Data:
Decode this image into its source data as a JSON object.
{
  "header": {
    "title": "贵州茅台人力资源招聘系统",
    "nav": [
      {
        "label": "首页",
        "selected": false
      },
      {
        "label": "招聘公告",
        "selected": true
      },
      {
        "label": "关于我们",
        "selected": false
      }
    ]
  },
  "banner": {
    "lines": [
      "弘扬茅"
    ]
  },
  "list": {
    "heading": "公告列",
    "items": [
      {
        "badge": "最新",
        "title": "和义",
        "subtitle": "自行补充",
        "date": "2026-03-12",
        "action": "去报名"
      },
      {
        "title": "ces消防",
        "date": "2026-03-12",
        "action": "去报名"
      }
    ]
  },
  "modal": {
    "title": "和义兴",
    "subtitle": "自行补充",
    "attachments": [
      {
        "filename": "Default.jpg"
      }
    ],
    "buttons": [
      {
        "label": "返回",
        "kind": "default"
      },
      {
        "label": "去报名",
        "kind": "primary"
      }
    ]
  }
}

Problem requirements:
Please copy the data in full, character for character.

Solution to this task:
Decode this image into its source data as a JSON object.
{
  "header": {
    "title": "贵州茅台人力资源招聘系统",
    "nav": [
      {
        "label": "首页",
        "selected": false
      },
      {
        "label": "招聘公告",
        "selected": true
      },
      {
        "label": "关于我们",
        "selected": false
      }
    ]
  },
  "banner": {
    "lines": [
      "弘扬茅"
    ]
  },
  "list": {
    "heading": "公告列",
    "items": [
      {
        "badge": "最新",
        "title": "和义",
        "subtitle": "自行补充",
        "date": "2026-03-12",
        "action": "去报名"
      },
      {
        "title": "ces消防",
        "date": "2026-03-12",
        "action": "去报名"
      }
    ]
  },
  "modal": {
    "title": "和义兴",
    "subtitle": "自行补充",
    "attachments": [
      {
        "filename": "Default.jpg"
      }
    ],
    "buttons": [
      {
        "label": "返回",
        "kind": "default"
      },
      {
        "label": "去报名",
        "kind": "primary"
      }
    ]
  }
}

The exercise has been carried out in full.